For several years, the lack of strong roles for women has been the talk of the theater world, lighting up blogs and theater-related websites. The issue has inspired debate, discussion and outcries of gender inequity. It has even provoked a spate of incendiary protest art like Courtney Meaker’s ‘That’swhatshesaid,’ in which the author compiled into one outrageous solo piece all of the lines written for female characters in the ten most popular plays currently running in America.
The show was ultimately shut down, earlier this year, on claims of copyright infringement—click ‘Here‘ to read Broadway World’s coverage of the cease and desist order—only heightening the profile of Meaker’s project.

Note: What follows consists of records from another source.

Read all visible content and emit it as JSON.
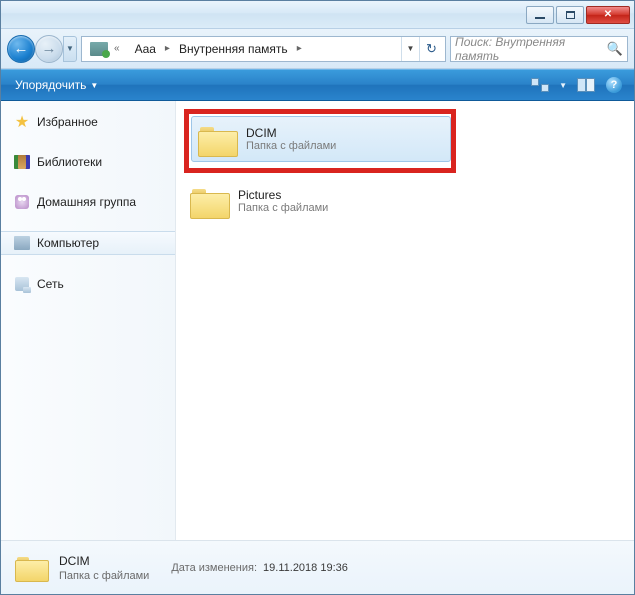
{
  "titlebar": {},
  "nav": {
    "back": "←",
    "forward": "→",
    "breadcrumb": {
      "root_sep": "«",
      "item1": "Aaa",
      "item2": "Внутренняя память"
    },
    "search_placeholder": "Поиск: Внутренняя память"
  },
  "toolbar": {
    "organize": "Упорядочить"
  },
  "sidebar": {
    "favorites": "Избранное",
    "libraries": "Библиотеки",
    "homegroup": "Домашняя группа",
    "computer": "Компьютер",
    "network": "Сеть"
  },
  "items": [
    {
      "name": "DCIM",
      "sub": "Папка с файлами",
      "selected": true,
      "highlighted": true
    },
    {
      "name": "Pictures",
      "sub": "Папка с файлами",
      "selected": false,
      "highlighted": false
    }
  ],
  "details": {
    "name": "DCIM",
    "sub": "Папка с файлами",
    "modified_label": "Дата изменения:",
    "modified_value": "19.11.2018 19:36"
  }
}
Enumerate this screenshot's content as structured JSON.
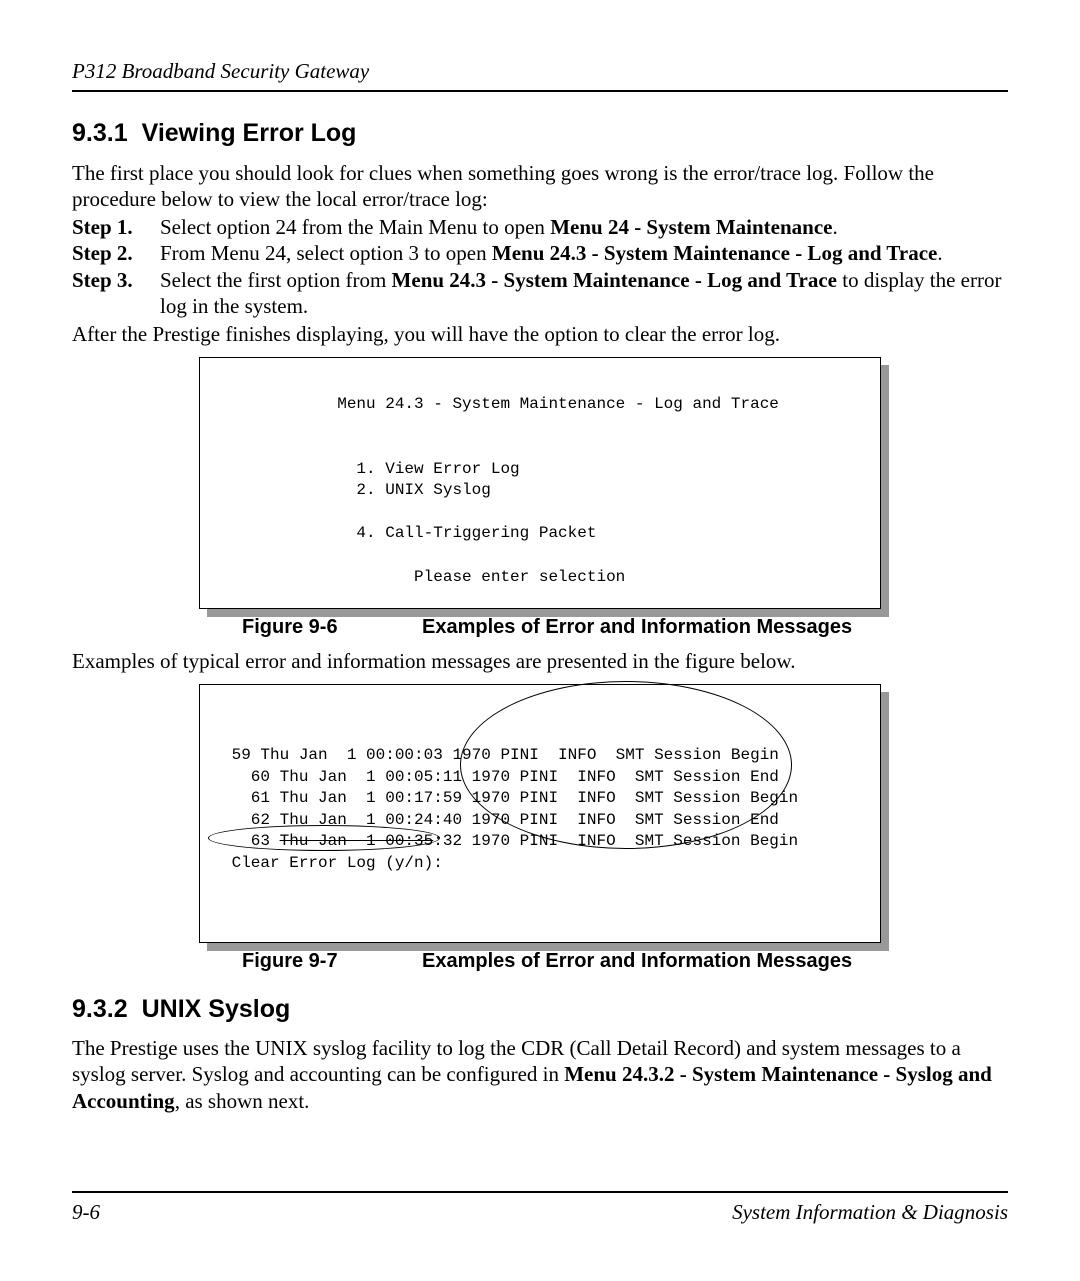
{
  "header": {
    "title": "P312  Broadband Security Gateway"
  },
  "section1": {
    "number": "9.3.1",
    "title": "Viewing Error Log",
    "intro": "The first place you should look for clues when something goes wrong is the error/trace log. Follow the procedure below to view the local error/trace log:",
    "steps": [
      {
        "label": "Step 1.",
        "pre": "Select option 24 from the Main Menu to open ",
        "bold1": "Menu 24 - System Maintenance",
        "post": "."
      },
      {
        "label": "Step 2.",
        "pre": "From Menu 24, select option 3 to open ",
        "bold1": "Menu 24.3 - System Maintenance - Log and Trace",
        "post": "."
      },
      {
        "label": "Step 3.",
        "pre": "Select the first option from ",
        "bold1": "Menu 24.3 - System Maintenance - Log and Trace",
        "post": " to display the error log in the system."
      }
    ],
    "after_steps": " After the Prestige finishes displaying, you will have the option to clear the error log."
  },
  "figure6": {
    "menu_title": "            Menu 24.3 - System Maintenance - Log and Trace",
    "opt1": "              1. View Error Log",
    "opt2": "              2. UNIX Syslog",
    "opt4": "              4. Call-Triggering Packet",
    "prompt": "                    Please enter selection",
    "caption_num": "Figure 9-6",
    "caption_text": "Examples of Error and Information Messages"
  },
  "between_figs": "Examples of typical error and information messages are presented in the figure below.",
  "figure7": {
    "line1": " 59 Thu Jan  1 00:00:03 1970 PINI  INFO  SMT Session Begin",
    "line2": "   60 Thu Jan  1 00:05:11 1970 PINI  INFO  SMT Session End",
    "line3": "   61 Thu Jan  1 00:17:59 1970 PINI  INFO  SMT Session Begin",
    "line4": "   62 Thu Jan  1 00:24:40 1970 PINI  INFO  SMT Session End",
    "line5a": "   63 ",
    "line5b": "Thu Jan  1 00:35",
    "line5c": ":32 1970 PINI  INFO  SMT Session Begin",
    "line6": " Clear Error Log (y/n):",
    "caption_num": "Figure 9-7",
    "caption_text": "Examples of Error and Information Messages"
  },
  "section2": {
    "number": "9.3.2",
    "title": "UNIX Syslog",
    "para_pre": " The Prestige uses the UNIX syslog facility to log the CDR (Call Detail Record) and system messages to a syslog server. Syslog and accounting can be configured in ",
    "para_bold": "Menu 24.3.2 - System Maintenance - Syslog and Accounting",
    "para_post": ", as shown next."
  },
  "footer": {
    "page": "9-6",
    "section": "System Information & Diagnosis"
  }
}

With this lack of women’s roles so prominently in discussion right now, Santa Rosa Junior College’s currently running version of Shakespeare’s ‘Twelfth Night’ is eye-opening, to say the least. Marking the 400th anniversary of the Bard’s death, the show employs what it’s calling an “original practices’ approach. The set by Peter Crompton resembles that of a traditional Elizabethan theater. The lighting is a clever approximation of candlelight, in which massive chandeliers are carefully “lit” by stagehands before the show, then hoisted up to dangle over the stage. Maryanne Scozzari’s sumptuous costumes are carefully authentic, delightfully representative of what actors would have been wearing in Shakespeare’s day (and when was the last time you saw a Shakespeare play actually set in Shakespeare’s time?).
Boldest of all is the casting.
As was the practice during Shakespeare’s day, all of the roles—including the major characters of Viola, Olivia, and Mariah—are played by men dressed up as women. To underscore this men-as-women approach, early arrivals to the theater are treated to an entertaining pre-show in which the actors are dressed, corseted and made up right there on stage, as a traditional Elizabethan band entertains on period instruments.But what of the show itself?Such stuff might have been the norm four centuries ago, but can it work today? It can, and it does. Brilliantly.
With a smart, pace-minded style that is both funny and ferocious, director Leslie McCauley capably transcends the usual pitfalls of “stunt casting,” employing an engagingly committed and keenly perceptive cast in an inspired dramaturgical treasure hunt for the countless buried gags and inside jokes that Shakespeare—working under the constraints and limitations of 16th century theater—carefully and cleverly embedded in his script. In so doing, McCauley and her SRJC team of actors and technicians have uncovered comedic gems and most other productions, in their quest for updated relevance, usually miss entirely.
The story, of course, is all about artifice leading to deeper truth.
Following a shipwreck that drowned most of the crew and passengers, the grieving survivor Viola, played with straightforward seriousness by Matt Heredia, disguises herself as a young man named Cesario and presents herself as a servant to the local Count Orsino (Evan Held), who is lovesick and pining for the lovely Countess Olivia, played marvelously by Kot Takehashi, traversing the comedic and the truly heartfelt as Olivia moves from a state of mourning over the recent loss of her father and brother, into a loopy state of over-the-moon ecstasy as she finds herself falling for Viola, who, of course, she thinks is Cesario.
Added to the madness are subplots involving butlers, fools, drunken knights, conniving maids, and the inevitable eventual arrival of Sebastian, Viola’s presumed-drowned identical brother.
The entire cast is strong, managing to play the ludicrousness of the story without losing the essential realness of their character, regardless of what they are wearing.
Sweet, inventive and a constant delight, SRJC’s ‘Twelfth Night’ might push a few buttons, and it will definitely spark some modern conversation about the need for better opportunities for female artists.
This, in and of itself, makes the show worth seeing.
That the show turns out to be so genuinely entertaining, is all the more reason to buy a ticket. But don’t forget to arrive early. Watching a bunch of guys be squeezed into corsets is not something you want to miss.
Twelfth Night runs through May 8. Thursdays, Fridays and Saturdays at 8:00 p.m. Saturdays and Sunday matinees at 2:00 p.m. Sunday, May 1 at 3:00 p.m., “A Day Under the Oaks” Burbank Auditorium at SRJC, 1501 Mendocino Avenue, Santa Rosa, CA 95401. (707) 527-4307. $12 to $18.